Byline: Jeffrey Sparshott, THE WASHINGTON TIMES
China's trade rules covering agriculture, intellectual-property rights and services have "generated significant problems" for U.S. firms during the country's first year of membership in the World Trade Organization, according to a report released yesterday by the Bush administration.
The report also acknowledged that China has made significant progress since becoming a WTO member one year ago.
"While the efforts of China's leadership to implement China's WTO commitments should be recognized, the administration also found a number of causes for serious concern," the report said.
Congress requires annual reports on China's implementation of WTO obligations. The U.S. Trade Representative's Office complied by providing a 55-page document released yesterday afternoon.
China joined the WTO after 15 years of negotiations with the United States and other WTO members.
"The area of agriculture proved to be especially contentious between the United States and China," the report said, citing concerns related to U.S. exports of bioengineered crops, Chinese quotas and an inspection process that hinders sales.

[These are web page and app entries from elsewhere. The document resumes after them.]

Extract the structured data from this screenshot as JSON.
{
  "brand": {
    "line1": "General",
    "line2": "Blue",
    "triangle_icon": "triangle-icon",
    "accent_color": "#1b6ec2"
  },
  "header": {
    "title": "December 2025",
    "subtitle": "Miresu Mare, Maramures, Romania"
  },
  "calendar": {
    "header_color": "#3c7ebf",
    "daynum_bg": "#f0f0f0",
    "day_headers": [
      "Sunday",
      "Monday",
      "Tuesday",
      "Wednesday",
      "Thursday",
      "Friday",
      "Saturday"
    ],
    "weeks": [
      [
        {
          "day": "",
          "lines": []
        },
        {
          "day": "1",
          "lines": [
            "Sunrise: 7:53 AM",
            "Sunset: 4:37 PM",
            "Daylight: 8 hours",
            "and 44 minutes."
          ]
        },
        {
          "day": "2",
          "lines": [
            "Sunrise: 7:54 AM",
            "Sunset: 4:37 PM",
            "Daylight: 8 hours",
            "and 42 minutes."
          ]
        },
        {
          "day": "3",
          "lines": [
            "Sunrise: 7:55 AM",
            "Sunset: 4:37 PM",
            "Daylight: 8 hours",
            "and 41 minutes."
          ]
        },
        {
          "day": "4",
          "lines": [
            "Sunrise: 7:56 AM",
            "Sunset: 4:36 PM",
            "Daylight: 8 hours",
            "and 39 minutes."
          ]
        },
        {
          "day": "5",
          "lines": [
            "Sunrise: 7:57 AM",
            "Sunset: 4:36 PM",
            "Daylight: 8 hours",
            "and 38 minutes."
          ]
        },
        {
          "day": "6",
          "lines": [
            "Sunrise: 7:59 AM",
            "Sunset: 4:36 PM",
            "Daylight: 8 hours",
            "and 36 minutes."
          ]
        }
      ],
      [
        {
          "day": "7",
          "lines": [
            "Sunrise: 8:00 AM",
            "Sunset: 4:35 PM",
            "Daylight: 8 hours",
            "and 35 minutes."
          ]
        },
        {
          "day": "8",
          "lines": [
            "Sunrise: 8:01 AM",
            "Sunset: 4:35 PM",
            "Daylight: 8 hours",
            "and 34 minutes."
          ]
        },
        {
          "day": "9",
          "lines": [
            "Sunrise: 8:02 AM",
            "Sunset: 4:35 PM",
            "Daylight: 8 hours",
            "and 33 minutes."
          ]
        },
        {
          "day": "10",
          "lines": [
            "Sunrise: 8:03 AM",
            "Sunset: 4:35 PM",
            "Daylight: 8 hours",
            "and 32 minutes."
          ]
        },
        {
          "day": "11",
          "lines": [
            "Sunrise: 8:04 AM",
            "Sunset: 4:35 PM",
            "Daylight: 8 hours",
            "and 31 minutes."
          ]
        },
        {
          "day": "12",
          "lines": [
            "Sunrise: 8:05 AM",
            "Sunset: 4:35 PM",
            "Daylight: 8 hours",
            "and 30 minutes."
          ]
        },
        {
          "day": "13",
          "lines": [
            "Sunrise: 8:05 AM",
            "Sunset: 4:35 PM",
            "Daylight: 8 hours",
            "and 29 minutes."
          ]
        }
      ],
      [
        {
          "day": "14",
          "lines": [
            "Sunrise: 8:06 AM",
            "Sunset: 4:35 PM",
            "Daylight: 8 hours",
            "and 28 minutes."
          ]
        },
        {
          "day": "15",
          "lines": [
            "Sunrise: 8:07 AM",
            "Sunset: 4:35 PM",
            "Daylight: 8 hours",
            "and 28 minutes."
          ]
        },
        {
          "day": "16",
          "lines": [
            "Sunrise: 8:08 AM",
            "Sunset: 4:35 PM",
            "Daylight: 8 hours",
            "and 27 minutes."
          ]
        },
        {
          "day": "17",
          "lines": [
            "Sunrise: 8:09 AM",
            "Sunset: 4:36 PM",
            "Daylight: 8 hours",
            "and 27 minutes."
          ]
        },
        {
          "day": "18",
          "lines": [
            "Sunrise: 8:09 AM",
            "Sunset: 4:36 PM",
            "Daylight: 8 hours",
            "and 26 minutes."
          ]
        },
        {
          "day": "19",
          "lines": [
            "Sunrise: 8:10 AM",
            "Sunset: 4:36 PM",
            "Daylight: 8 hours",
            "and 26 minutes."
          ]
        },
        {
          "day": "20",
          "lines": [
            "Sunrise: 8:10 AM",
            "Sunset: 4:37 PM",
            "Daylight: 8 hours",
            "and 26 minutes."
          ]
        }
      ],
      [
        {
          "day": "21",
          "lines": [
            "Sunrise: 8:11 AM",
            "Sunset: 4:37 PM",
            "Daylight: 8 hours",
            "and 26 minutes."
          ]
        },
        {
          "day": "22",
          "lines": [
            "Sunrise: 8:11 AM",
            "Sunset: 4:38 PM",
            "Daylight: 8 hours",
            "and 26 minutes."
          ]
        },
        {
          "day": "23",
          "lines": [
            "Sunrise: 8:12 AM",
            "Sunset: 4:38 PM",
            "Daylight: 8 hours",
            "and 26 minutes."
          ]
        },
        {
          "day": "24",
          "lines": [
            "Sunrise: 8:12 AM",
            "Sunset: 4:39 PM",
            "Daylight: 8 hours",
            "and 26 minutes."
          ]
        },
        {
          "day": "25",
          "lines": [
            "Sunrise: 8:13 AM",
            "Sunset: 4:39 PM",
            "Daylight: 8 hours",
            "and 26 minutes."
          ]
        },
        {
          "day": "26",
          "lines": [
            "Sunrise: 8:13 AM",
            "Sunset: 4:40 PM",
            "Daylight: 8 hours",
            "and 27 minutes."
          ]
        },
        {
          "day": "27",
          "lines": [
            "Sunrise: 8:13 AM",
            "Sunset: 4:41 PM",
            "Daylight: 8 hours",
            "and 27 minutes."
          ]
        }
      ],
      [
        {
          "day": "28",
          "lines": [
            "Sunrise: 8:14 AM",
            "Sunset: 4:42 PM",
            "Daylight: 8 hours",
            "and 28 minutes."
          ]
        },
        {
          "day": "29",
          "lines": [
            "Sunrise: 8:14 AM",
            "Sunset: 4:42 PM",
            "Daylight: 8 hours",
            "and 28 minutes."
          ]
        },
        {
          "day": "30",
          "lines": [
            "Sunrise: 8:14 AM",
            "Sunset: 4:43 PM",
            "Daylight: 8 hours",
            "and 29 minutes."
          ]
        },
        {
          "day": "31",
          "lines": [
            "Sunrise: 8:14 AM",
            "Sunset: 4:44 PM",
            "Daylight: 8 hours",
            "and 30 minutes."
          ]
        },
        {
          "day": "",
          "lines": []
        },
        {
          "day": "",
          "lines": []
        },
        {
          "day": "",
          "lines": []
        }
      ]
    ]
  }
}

With intellectual-property rights, China made significant improvements to its framework of laws and regulations but has not effectively enforced those laws, the …